Crime and fidelity insurance helps Associations manage the loss exposures resulting from criminal acts such as robbery, burglary, fraud, forgery, and other crimes committed by an Association's own directors, officers, committee members, and managers. Community Associations are not currently required to carry this coverage, but the NC legislature has been flirting with the idea over the last several years, and there is currently another opportunity this year for the legislature to enact mandatory crime and fidelity coverage.
Common gaps in insurance coverage filled by crime and fidelity insurance coverage:
- Coverage over both operating and reserve accounts of the Association.
- Reliance on the property manager's crime and fidelity insurance coverage, because the majority of "money crimes" are not the manager.
- Coverage of Board members, committee members, volunteers, spouses, bookkeepers, accountants, and cleaning staff
This is liability insurance that is in excess of specified other policies and also potentially primary insurance for losses not covered by the Association's other policies.
Typical gaps include:
- "Excess Insurance" vs. true "Umbrella." Excess insurance is subject to all of the terms and conditions of the policy beneath it. In the event of a conflict, it is the underlying policy provisions that take precedence. There are no such limitations with an umbrella policy.

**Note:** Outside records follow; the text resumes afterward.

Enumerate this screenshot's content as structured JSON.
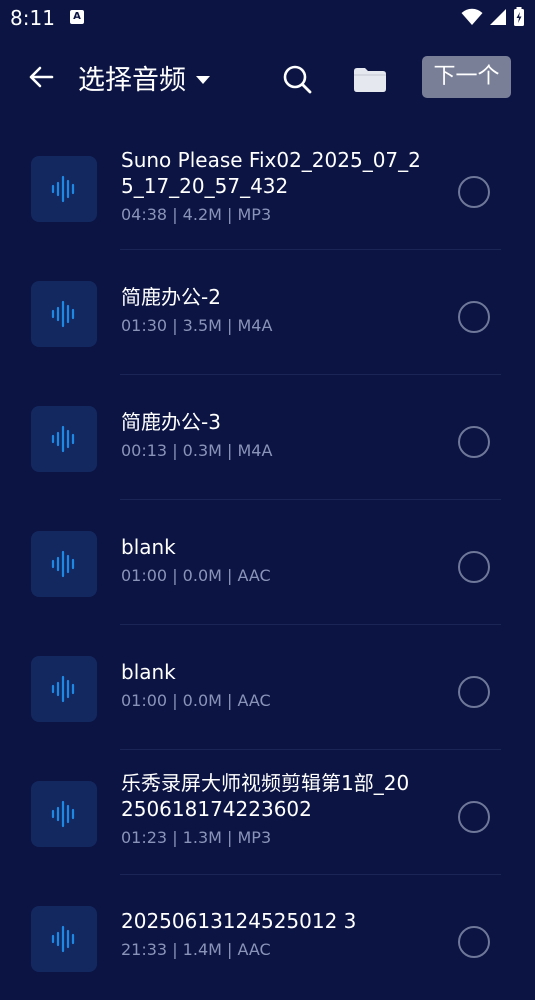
{
  "status_bar": {
    "time": "8:11",
    "notification_icon_label": "A"
  },
  "toolbar": {
    "title": "选择音频",
    "next_label": "下一个"
  },
  "items": [
    {
      "name": "Suno Please Fix02_2025_07_25_17_20_57_432",
      "meta": "04:38 | 4.2M | MP3"
    },
    {
      "name": "简鹿办公-2",
      "meta": "01:30 | 3.5M | M4A"
    },
    {
      "name": "简鹿办公-3",
      "meta": "00:13 | 0.3M | M4A"
    },
    {
      "name": "blank",
      "meta": "01:00 | 0.0M | AAC"
    },
    {
      "name": "blank",
      "meta": "01:00 | 0.0M | AAC"
    },
    {
      "name": "乐秀录屏大师视频剪辑第1部_20250618174223602",
      "meta": "01:23 | 1.3M | MP3"
    },
    {
      "name": "20250613124525012 3",
      "meta": "21:33 | 1.4M | AAC"
    }
  ],
  "colors": {
    "background": "#0b1442",
    "accent": "#1e88e5",
    "button_bg": "#7a7f98"
  }
}
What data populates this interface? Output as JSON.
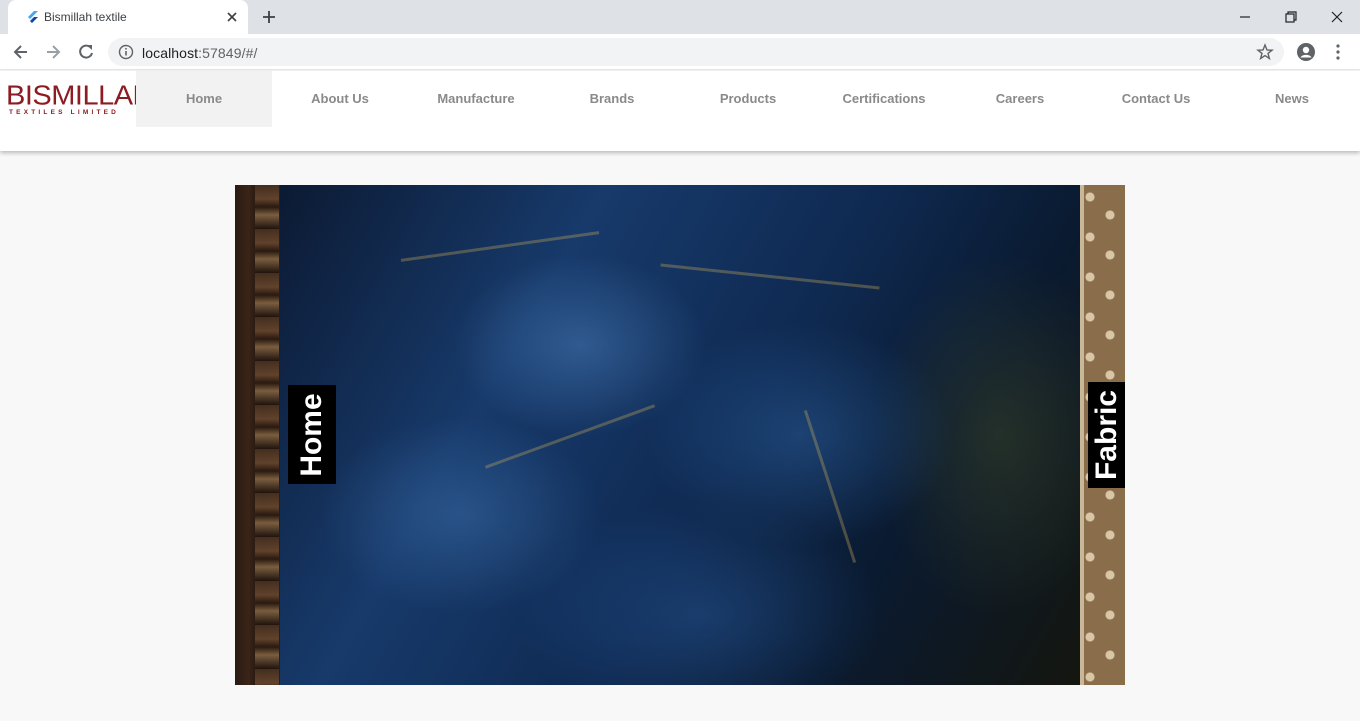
{
  "browser": {
    "tab_title": "Bismillah textile",
    "url_host": "localhost",
    "url_rest": ":57849/#/"
  },
  "site": {
    "logo_text": "BISMILLAH",
    "logo_subtext": "TEXTILES LIMITED",
    "brand_color": "#8b1d22",
    "nav": [
      {
        "label": "Home",
        "active": true
      },
      {
        "label": "About Us"
      },
      {
        "label": "Manufacture"
      },
      {
        "label": "Brands"
      },
      {
        "label": "Products"
      },
      {
        "label": "Certifications"
      },
      {
        "label": "Careers"
      },
      {
        "label": "Contact Us"
      },
      {
        "label": "News"
      }
    ]
  },
  "carousel": {
    "current_label": "Home",
    "next_label": "Fabric"
  }
}
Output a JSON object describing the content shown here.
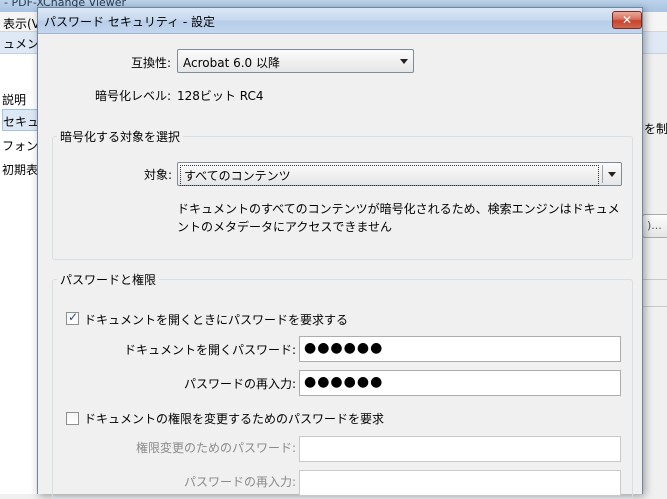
{
  "background": {
    "app_title": "- PDF-XChange Viewer",
    "menu_item": "表示(V",
    "doc_tab": "ュメント",
    "left_items": [
      "説明",
      "セキュ",
      "フォン",
      "初期表"
    ],
    "right_text": "を制",
    "right_button": ")..."
  },
  "dialog": {
    "title": "パスワード セキュリティ - 設定",
    "close_symbol": "✕",
    "compat_label": "互換性:",
    "compat_value": "Acrobat 6.0 以降",
    "enc_level_label": "暗号化レベル:",
    "enc_level_value": "128ビット RC4",
    "encrypt_group": {
      "title": "暗号化する対象を選択",
      "target_label": "対象:",
      "target_value": "すべてのコンテンツ",
      "description_line1": "ドキュメントのすべてのコンテンツが暗号化されるため、検索エンジンはドキュメ",
      "description_line2": "ントのメタデータにアクセスできません"
    },
    "password_group": {
      "title": "パスワードと権限",
      "require_open_label": "ドキュメントを開くときにパスワードを要求する",
      "require_open_checked": true,
      "open_password_label": "ドキュメントを開くパスワード:",
      "open_password_value": "●●●●●●",
      "open_password_confirm_label": "パスワードの再入力:",
      "open_password_confirm_value": "●●●●●●",
      "require_perm_label": "ドキュメントの権限を変更するためのパスワードを要求",
      "require_perm_checked": false,
      "perm_password_label": "権限変更のためのパスワード:",
      "perm_password_value": "",
      "perm_password_confirm_label": "パスワードの再入力:",
      "perm_password_confirm_value": ""
    }
  },
  "colors": {
    "titlebar": "#c6d8ee",
    "close_button": "#c4442c",
    "checkmark": "#2c4a87",
    "disabled_text": "#8a8a8a"
  }
}
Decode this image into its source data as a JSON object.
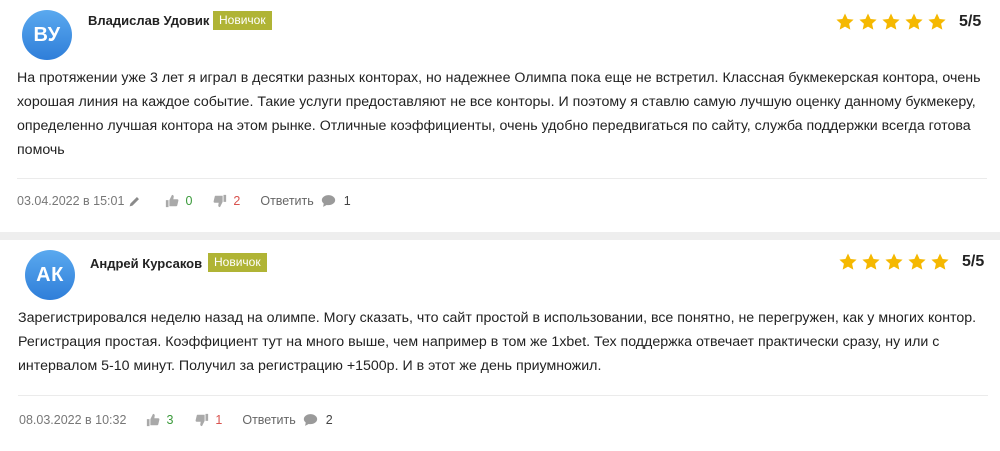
{
  "reviews": [
    {
      "initials": "ВУ",
      "author": "Владислав Удовик",
      "badge": "Новичок",
      "rating": "5/5",
      "stars": 5,
      "text": "На протяжении уже 3 лет я играл в десятки разных конторах, но надежнее Олимпа пока еще не встретил. Классная букмекерская контора, очень хорошая линия на каждое событие. Такие услуги предоставляют не все конторы. И поэтому я ставлю самую лучшую оценку данному букмекеру, определенно лучшая контора на этом рынке. Отличные коэффициенты, очень удобно передвигаться по сайту, служба поддержки всегда готова помочь",
      "date": "03.04.2022 в 15:01",
      "likes": "0",
      "dislikes": "2",
      "reply_label": "Ответить",
      "comments": "1"
    },
    {
      "initials": "АК",
      "author": "Андрей Курсаков",
      "badge": "Новичок",
      "rating": "5/5",
      "stars": 5,
      "text": "Зарегистрировался неделю назад на олимпе. Могу сказать, что сайт простой в использовании, все понятно, не перегружен, как у многих контор. Регистрация простая. Коэффициент тут на много выше, чем например в том же 1xbet. Тех поддержка отвечает практически сразу, ну или с интервалом 5-10 минут. Получил за регистрацию +1500р. И в этот же день приумножил.",
      "date": "08.03.2022 в 10:32",
      "likes": "3",
      "dislikes": "1",
      "reply_label": "Ответить",
      "comments": "2"
    }
  ],
  "colors": {
    "avatar": "#3f8fe3",
    "badge": "#b0b435",
    "star": "#f5b800",
    "likes": "#3a9a3a",
    "dislikes": "#d9534f"
  },
  "icons": [
    "pencil-icon",
    "thumbs-up-icon",
    "thumbs-down-icon",
    "comment-icon",
    "star-icon"
  ]
}
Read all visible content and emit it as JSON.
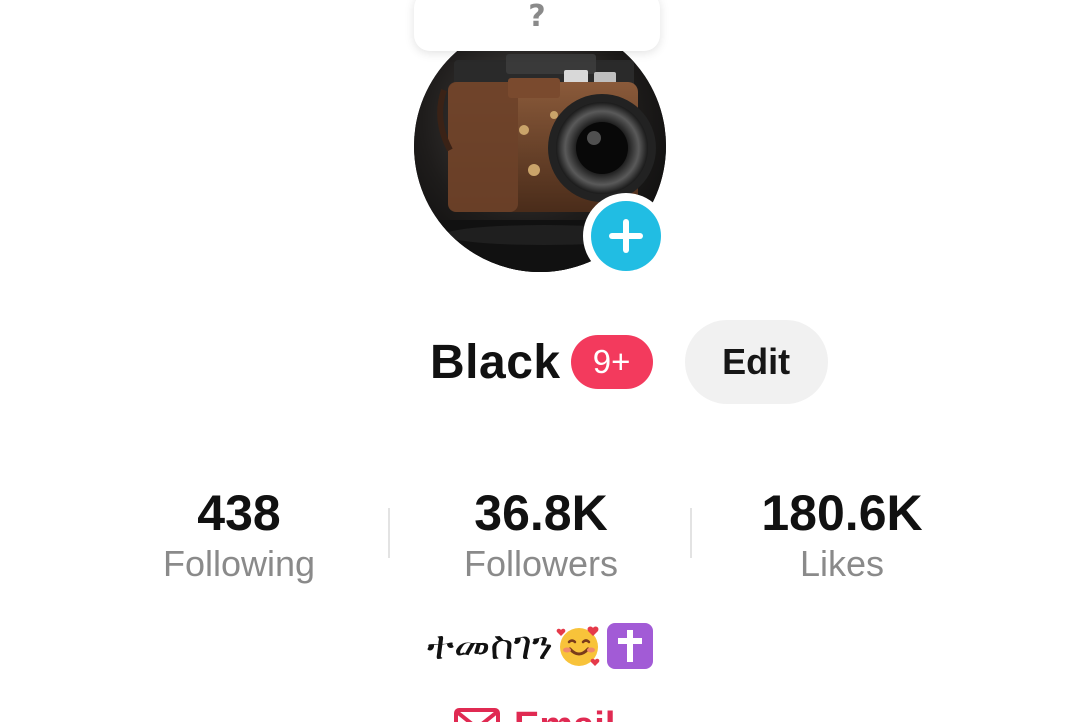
{
  "tooltip": {
    "text": "?"
  },
  "profile": {
    "username": "Black",
    "notification_badge": "9+",
    "edit_label": "Edit"
  },
  "stats": {
    "following": {
      "value": "438",
      "label": "Following"
    },
    "followers": {
      "value": "36.8K",
      "label": "Followers"
    },
    "likes": {
      "value": "180.6K",
      "label": "Likes"
    }
  },
  "bio": {
    "text": "ተመስገን"
  },
  "contact": {
    "email_label": "Email"
  },
  "colors": {
    "accent_add": "#21bde3",
    "badge": "#f33a5d",
    "email": "#e02a52",
    "muted_text": "#8a8a8a",
    "edit_bg": "#f1f1f1"
  },
  "icons": {
    "avatar": "camera-photo",
    "add": "plus-icon",
    "bio_emoji_1": "smiling-face-with-hearts-icon",
    "bio_emoji_2": "latin-cross-icon",
    "email": "envelope-icon"
  }
}
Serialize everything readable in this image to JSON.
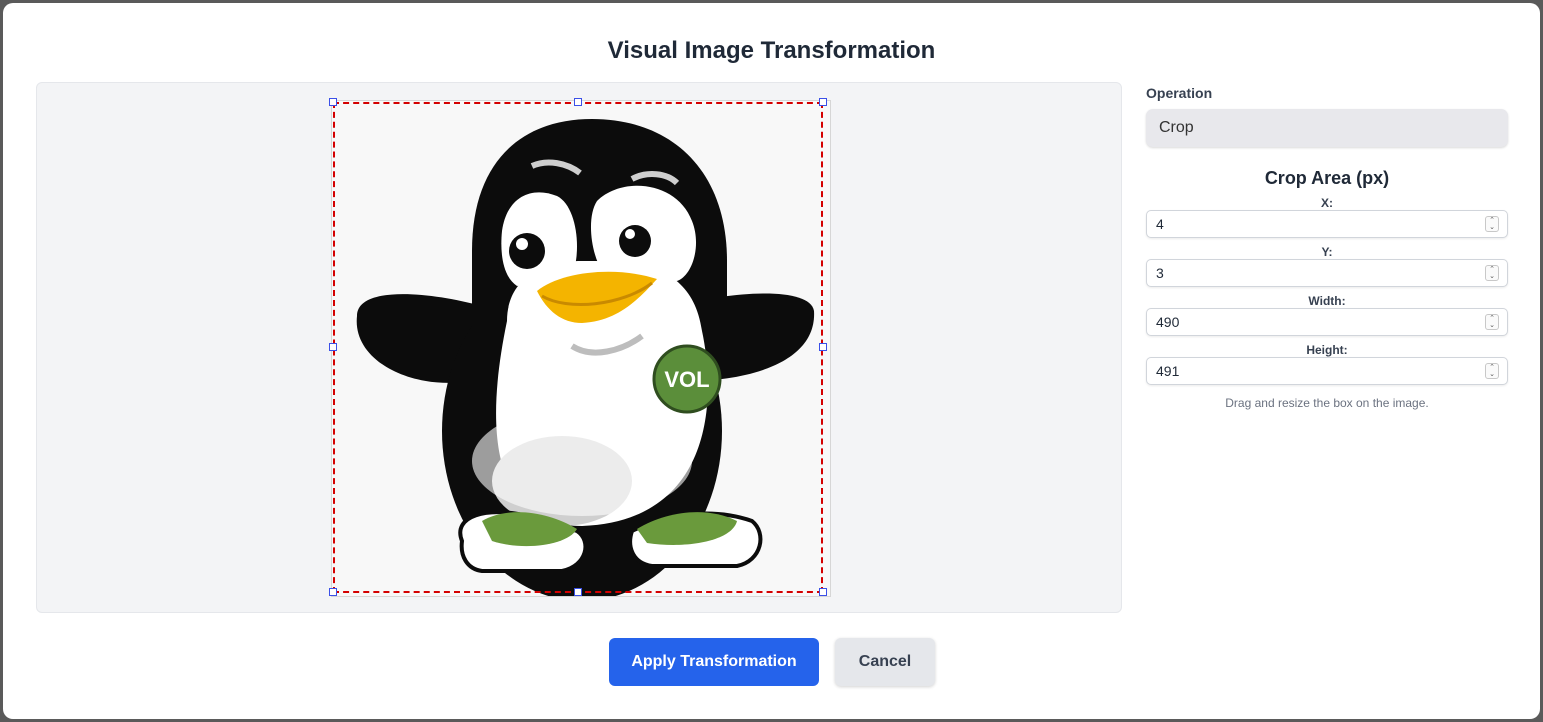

- Association has an umbrella policy, but the policy does not cover directors and officer liability or general liability.
Also, it is a good idea to purchase an umbrella policy if your community has a pool, playground, park, or is a condominium.
This type of insurance coverage provides replacement and medical benefits to employees injured in the course of employment. Any Association in North Carolina with three (3) or more employees is required to carry this type of insurance, and if the Association has even one (1) single employee, the Board members are considered to be employees of the Association despite being volunteers.
There are many Associations that believe they do not have any employees, so they do not purchase workers compensation insurance, but remember, just because the Association classifies the person as an independent contractor does not mean the State of North Carolina will not consider them an employee. This type of insurance is generally very affordable, and it protects the Association against uninsured contractors and Association volunteers when they are injured working/volunteering on behalf of the Association. There simply is no reason not to purchase this type of insurance coverage for your Community Association.
Make Sure Your Chute is Packed Properly
Accordingly, we strongly recommend that every Community Association deliberately review their insurance policies on an annual basis and obtain Insurance to Value reports every 24 months to make sure the Association is not self-insuring any of the gaps in coverage listed in this article. Ultimately, there is no one-size-fits-all, but all Community Associations should use their insurance professionals as a resource to get the right types and amounts of insurance coverages in place each year. Most importantly, remember that getting the right insurance coverage in place for your community is more than simply focusing on the cost of the policy, its coverage limits, and the amount of the deductible.
The content of this article is intended to provide a general guide to the subject matter. Specialist advice should be sought about your specific circumstances.